Records contained in a dataset
******************************
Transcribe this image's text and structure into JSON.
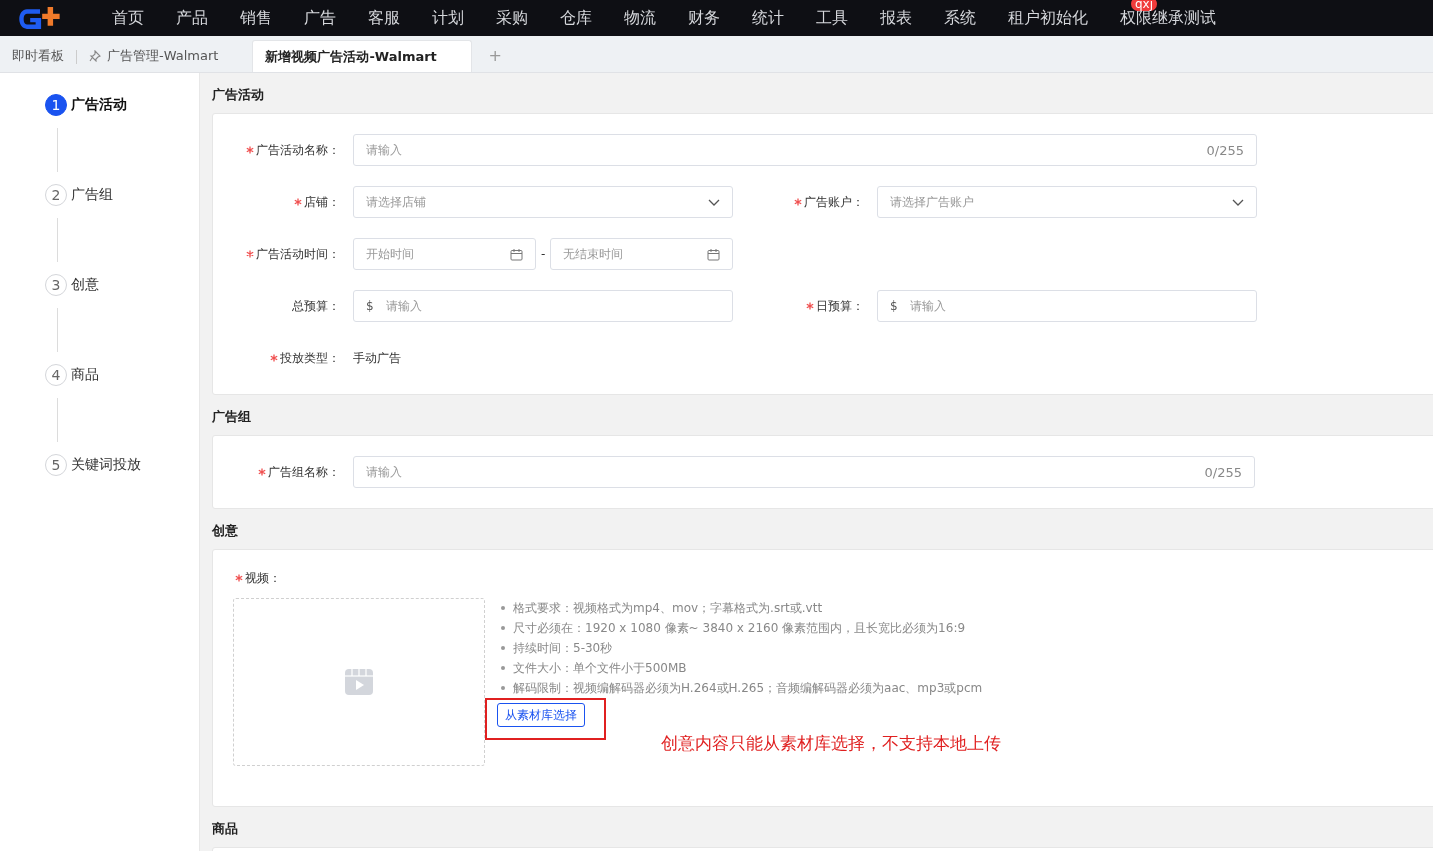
{
  "nav": {
    "items": [
      "首页",
      "产品",
      "销售",
      "广告",
      "客服",
      "计划",
      "采购",
      "仓库",
      "物流",
      "财务",
      "统计",
      "工具",
      "报表",
      "系统",
      "租户初始化",
      "权限继承测试"
    ],
    "badge": "qxj"
  },
  "tabs": [
    {
      "label": "即时看板",
      "selected": false,
      "pinned": false
    },
    {
      "label": "广告管理-Walmart",
      "selected": false,
      "pinned": true
    },
    {
      "label": "新增视频广告活动-Walmart",
      "selected": true,
      "pinned": false
    }
  ],
  "tab_add": "+",
  "steps": [
    {
      "number": "1",
      "label": "广告活动",
      "selected": true
    },
    {
      "number": "2",
      "label": "广告组",
      "selected": false
    },
    {
      "number": "3",
      "label": "创意",
      "selected": false
    },
    {
      "number": "4",
      "label": "商品",
      "selected": false
    },
    {
      "number": "5",
      "label": "关键词投放",
      "selected": false
    }
  ],
  "sections": [
    {
      "title": "广告活动",
      "kind": "form",
      "rows": [
        [
          {
            "kind": "text",
            "label": "广告活动名称：",
            "required": true,
            "placeholder": "请输入",
            "counter": "0/255"
          }
        ],
        [
          {
            "kind": "select",
            "label": "店铺：",
            "required": true,
            "placeholder": "请选择店铺"
          },
          {
            "kind": "select",
            "label": "广告账户：",
            "required": true,
            "placeholder": "请选择广告账户"
          }
        ],
        [
          {
            "kind": "daterange",
            "label": "广告活动时间：",
            "required": true,
            "start_placeholder": "开始时间",
            "separator": "-",
            "end_placeholder": "无结束时间"
          }
        ],
        [
          {
            "kind": "money",
            "label": "总预算：",
            "required": false,
            "prefix": "$",
            "placeholder": "请输入"
          },
          {
            "kind": "money",
            "label": "日预算：",
            "required": true,
            "prefix": "$",
            "placeholder": "请输入"
          }
        ],
        [
          {
            "kind": "static",
            "label": "投放类型：",
            "required": true,
            "value": "手动广告"
          }
        ]
      ]
    },
    {
      "title": "广告组",
      "kind": "form",
      "rows": [
        [
          {
            "kind": "text",
            "label": "广告组名称：",
            "required": true,
            "placeholder": "请输入",
            "counter": "0/255"
          }
        ]
      ]
    },
    {
      "title": "创意",
      "kind": "upload",
      "label": "视频：",
      "required": true,
      "requirements": [
        "格式要求：视频格式为mp4、mov；字幕格式为.srt或.vtt",
        "尺寸必须在：1920 x 1080 像素~ 3840 x 2160 像素范围内，且长宽比必须为16:9",
        "持续时间：5-30秒",
        "文件大小：单个文件小于500MB",
        "解码限制：视频编解码器必须为H.264或H.265；音频编解码器必须为aac、mp3或pcm"
      ],
      "button": "从素材库选择",
      "annotation": "创意内容只能从素材库选择，不支持本地上传"
    },
    {
      "title": "商品",
      "kind": "empty"
    }
  ]
}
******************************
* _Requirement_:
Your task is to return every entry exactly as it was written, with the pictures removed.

* _Answer for this exercise_:
Transcribe this image's text and structure into JSON.
{
  "nav": {
    "items": [
      "首页",
      "产品",
      "销售",
      "广告",
      "客服",
      "计划",
      "采购",
      "仓库",
      "物流",
      "财务",
      "统计",
      "工具",
      "报表",
      "系统",
      "租户初始化",
      "权限继承测试"
    ],
    "badge": "qxj"
  },
  "tabs": [
    {
      "label": "即时看板",
      "selected": false,
      "pinned": false
    },
    {
      "label": "广告管理-Walmart",
      "selected": false,
      "pinned": true
    },
    {
      "label": "新增视频广告活动-Walmart",
      "selected": true,
      "pinned": false
    }
  ],
  "tab_add": "+",
  "steps": [
    {
      "number": "1",
      "label": "广告活动",
      "selected": true
    },
    {
      "number": "2",
      "label": "广告组",
      "selected": false
    },
    {
      "number": "3",
      "label": "创意",
      "selected": false
    },
    {
      "number": "4",
      "label": "商品",
      "selected": false
    },
    {
      "number": "5",
      "label": "关键词投放",
      "selected": false
    }
  ],
  "sections": [
    {
      "title": "广告活动",
      "kind": "form",
      "rows": [
        [
          {
            "kind": "text",
            "label": "广告活动名称：",
            "required": true,
            "placeholder": "请输入",
            "counter": "0/255"
          }
        ],
        [
          {
            "kind": "select",
            "label": "店铺：",
            "required": true,
            "placeholder": "请选择店铺"
          },
          {
            "kind": "select",
            "label": "广告账户：",
            "required": true,
            "placeholder": "请选择广告账户"
          }
        ],
        [
          {
            "kind": "daterange",
            "label": "广告活动时间：",
            "required": true,
            "start_placeholder": "开始时间",
            "separator": "-",
            "end_placeholder": "无结束时间"
          }
        ],
        [
          {
            "kind": "money",
            "label": "总预算：",
            "required": false,
            "prefix": "$",
            "placeholder": "请输入"
          },
          {
            "kind": "money",
            "label": "日预算：",
            "required": true,
            "prefix": "$",
            "placeholder": "请输入"
          }
        ],
        [
          {
            "kind": "static",
            "label": "投放类型：",
            "required": true,
            "value": "手动广告"
          }
        ]
      ]
    },
    {
      "title": "广告组",
      "kind": "form",
      "rows": [
        [
          {
            "kind": "text",
            "label": "广告组名称：",
            "required": true,
            "placeholder": "请输入",
            "counter": "0/255"
          }
        ]
      ]
    },
    {
      "title": "创意",
      "kind": "upload",
      "label": "视频：",
      "required": true,
      "requirements": [
        "格式要求：视频格式为mp4、mov；字幕格式为.srt或.vtt",
        "尺寸必须在：1920 x 1080 像素~ 3840 x 2160 像素范围内，且长宽比必须为16:9",
        "持续时间：5-30秒",
        "文件大小：单个文件小于500MB",
        "解码限制：视频编解码器必须为H.264或H.265；音频编解码器必须为aac、mp3或pcm"
      ],
      "button": "从素材库选择",
      "annotation": "创意内容只能从素材库选择，不支持本地上传"
    },
    {
      "title": "商品",
      "kind": "empty"
    }
  ]
}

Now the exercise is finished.